ii. acquisition of more than 10% of the capital of licence holder company
iii. lower proportion of shares owned by a shareholder compared to the proportions stated above.
Market participants at all levels of the value chain in the Turkish natural gas market can expect to be subject to an antitrust analysis by the Competition Authority in connection with their contractual arrangements and activities. To conduct such antitrust analysis in this highly regulated market, the Competition Authority relies on its Natural Gas Market Study, which was published in 2012 and which provides a thorough analysis of the market, the phases of the liberalisation process, a diagnosis of sector-specific issues and suggestions to address them.
Natural gas is transported from the offshore production platforms to an onshore receiving terminal and from there through a state-owned transmission system operated by INGL. This system is designed to feed a distribution network to deliver natural gas at low pressure (up to 16 bar) to local consumers, industrial zones and small to medium sized facilities. Customers are limited to the distribution company that operates in their region, as described above in question 15.
The Natural Gas Authority sets certain infrastructure rates relating to the purchase of gas. When a customer wants to purchase natural gas, they have two options on where to turn. They could purchase directly from the Tamar or Leviathan partnerships, however, these actors tend to sell mainly to large customers and not to smaller consumers. The second option is to turn to regional distribution companies that act as middle men between the producers and consumers. These regional distribution companies buy vast amounts of gas directly from the gas fields and then sell at negotiable prices to consumers. There is no regulation mandating specific pricing or rates for these consumers, barring the exception of electricity companies whose purchase of natural gas is regulated by the Electricity Authority and guarantees that pricing to electricity companies will not exceed the maximum price as determined by the Electricity Authority.
Once component of pricing for natural gas is an infrastructure tariff in respect of the transmission and distribution of gas, such tariff is fixed and nonnegotiable and applicable to all consumers although it varies based on locality. The tariff rate is determined generally by the Natural Gas Authority and locally by the regional municipalities.
Subject to material and procedural rules pursuant to law for obtaining and operating downstream transmission, distribution, regasification or storage facilities, there are no limitations on who may engage in the downstream natural gas market. Some natural gas wholly owned by regional authorities are vertically integrated. To all undertakings, vertical unbundling principles are enforced towards gas suppliers that operate in the market as transmission system operators providing natural gas to end customers.
The U.S. downstream gas market is privately owned and operates in a competitive environment with no government-owned suppliers.
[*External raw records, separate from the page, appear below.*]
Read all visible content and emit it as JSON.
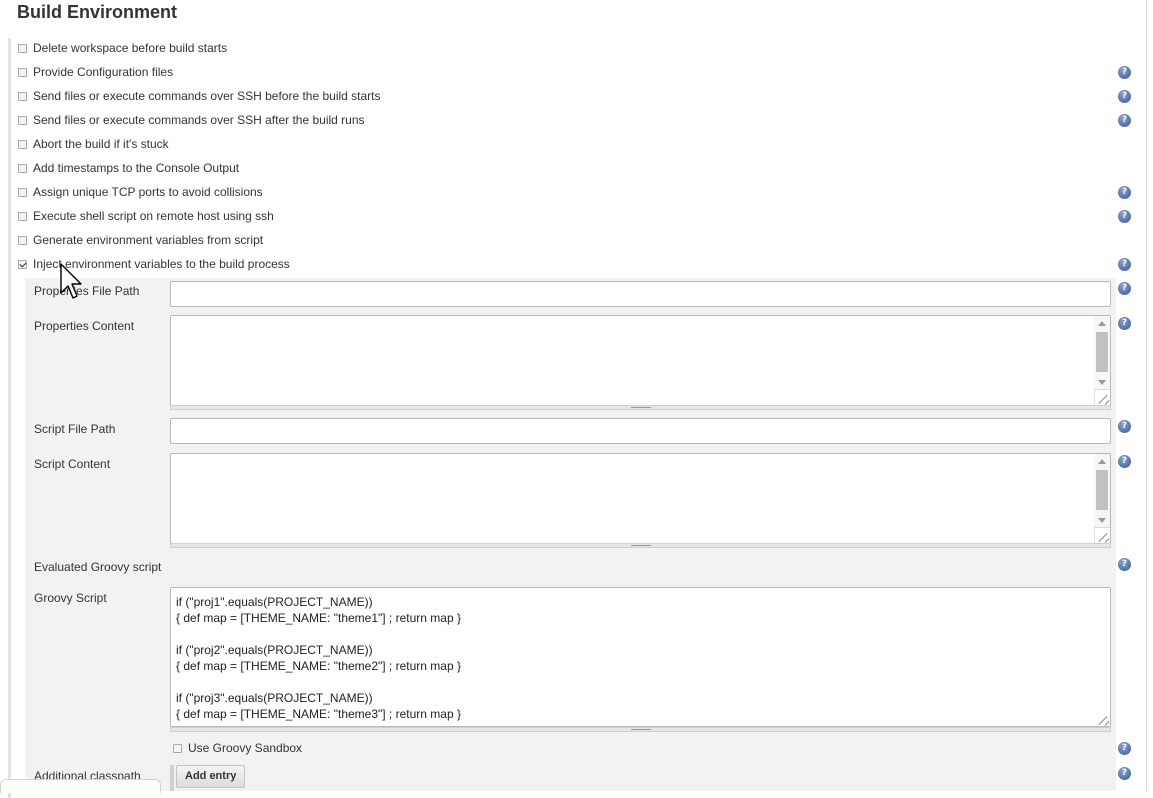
{
  "section": {
    "title": "Build Environment"
  },
  "options": [
    {
      "label": "Delete workspace before build starts",
      "checked": false,
      "help": false
    },
    {
      "label": "Provide Configuration files",
      "checked": false,
      "help": true
    },
    {
      "label": "Send files or execute commands over SSH before the build starts",
      "checked": false,
      "help": true
    },
    {
      "label": "Send files or execute commands over SSH after the build runs",
      "checked": false,
      "help": true
    },
    {
      "label": "Abort the build if it's stuck",
      "checked": false,
      "help": false
    },
    {
      "label": "Add timestamps to the Console Output",
      "checked": false,
      "help": false
    },
    {
      "label": "Assign unique TCP ports to avoid collisions",
      "checked": false,
      "help": true
    },
    {
      "label": "Execute shell script on remote host using ssh",
      "checked": false,
      "help": true
    },
    {
      "label": "Generate environment variables from script",
      "checked": false,
      "help": false
    },
    {
      "label": "Inject environment variables to the build process",
      "checked": true,
      "help": true
    }
  ],
  "inject": {
    "properties_file_path_label": "Properties File Path",
    "properties_file_path_value": "",
    "properties_content_label": "Properties Content",
    "properties_content_value": "",
    "script_file_path_label": "Script File Path",
    "script_file_path_value": "",
    "script_content_label": "Script Content",
    "script_content_value": "",
    "evaluated_groovy_label": "Evaluated Groovy script",
    "groovy_script_label": "Groovy Script",
    "groovy_lines": [
      "if (\"proj1\".equals(PROJECT_NAME))",
      "{ def map = [THEME_NAME: \"theme1\"] ; return map }",
      "",
      "if (\"proj2\".equals(PROJECT_NAME))",
      "{ def map = [THEME_NAME: \"theme2\"] ; return map }",
      "",
      "if (\"proj3\".equals(PROJECT_NAME))",
      "{ def map = [THEME_NAME: \"theme3\"] ; return map }"
    ],
    "use_groovy_sandbox_label": "Use Groovy Sandbox",
    "use_groovy_sandbox_checked": false,
    "additional_classpath_label": "Additional classpath",
    "add_entry_label": "Add entry"
  },
  "help_glyph": "?",
  "icons": {
    "help": "help-icon",
    "cursor": "mouse-pointer-icon",
    "check": "checkmark-icon"
  },
  "colors": {
    "help_icon": "#4e6ea6",
    "panel_bg": "#f2f2f2",
    "border": "#b9b9b9"
  }
}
There are commercial arrangements available for customers in the major types of downstream operations, including supply contracts, franchise and distributorship agreements, and storage agreements.